Bobcats use a wide variety of habitats. They are at home in swamps, wooded areas (both hardwood and coniferous) and mountainous regions. Resting and activity areas center around rocky ledges, or dense thickets.
Bobcats are solitary animals and only associate briefly during mating season. They are most active about three hours before sunset to midnight and in the last hour before dawn to three hours after sunrise.
Males are larger than females averaging 14 to 29 pounds. One male from Louisiana weighed 45 pounds. In North Carolina they are most common on the coastal plain and in the mountains.
Bobcats are secretive and opportunistic predators. Although they take a wide variety of prey (including occasional deer) they feed mostly on rabbits and large rodents. They depend heavily on their excellent hearing and binocular vision to locate their prey.

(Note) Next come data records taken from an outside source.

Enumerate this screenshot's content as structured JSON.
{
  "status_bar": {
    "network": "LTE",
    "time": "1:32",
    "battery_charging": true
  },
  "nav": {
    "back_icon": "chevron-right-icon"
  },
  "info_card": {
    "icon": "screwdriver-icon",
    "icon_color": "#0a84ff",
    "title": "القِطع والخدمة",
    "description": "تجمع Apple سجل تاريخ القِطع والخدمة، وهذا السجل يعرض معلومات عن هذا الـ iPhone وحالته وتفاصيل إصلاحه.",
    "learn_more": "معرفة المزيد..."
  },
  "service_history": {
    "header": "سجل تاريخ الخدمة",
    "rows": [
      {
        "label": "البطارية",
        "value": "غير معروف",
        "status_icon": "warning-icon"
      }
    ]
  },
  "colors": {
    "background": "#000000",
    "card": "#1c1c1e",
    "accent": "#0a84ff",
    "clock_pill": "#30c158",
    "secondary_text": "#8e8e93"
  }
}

When hunting animals of different sizes and abundance they employ different hunting behavior. For small, plentiful prey (mice and squirrels) they wait and pounce. When hunting rabbits they watch, stalk and rush their prey. When prey is scarce they move more frequently and may attack deer (mostly fawns) when bedded down.
The mating season for bobcats is in February and March. The young are born in spring or early summer.
The one to six (usually two to four) kittens are born in what is called a natal den. Usually this is a cave or rock shelter if available, or if not brush piles, thickets, or hollow logs may be used. Kittens are heavily furred and spotted at birth and weigh 10 to 12 ounces. They open their eyes by day nine or ten and are out exploring at four to five weeks. By fall they weigh about ten pounds and are hunting by themselves. They remain with their mother for their first year.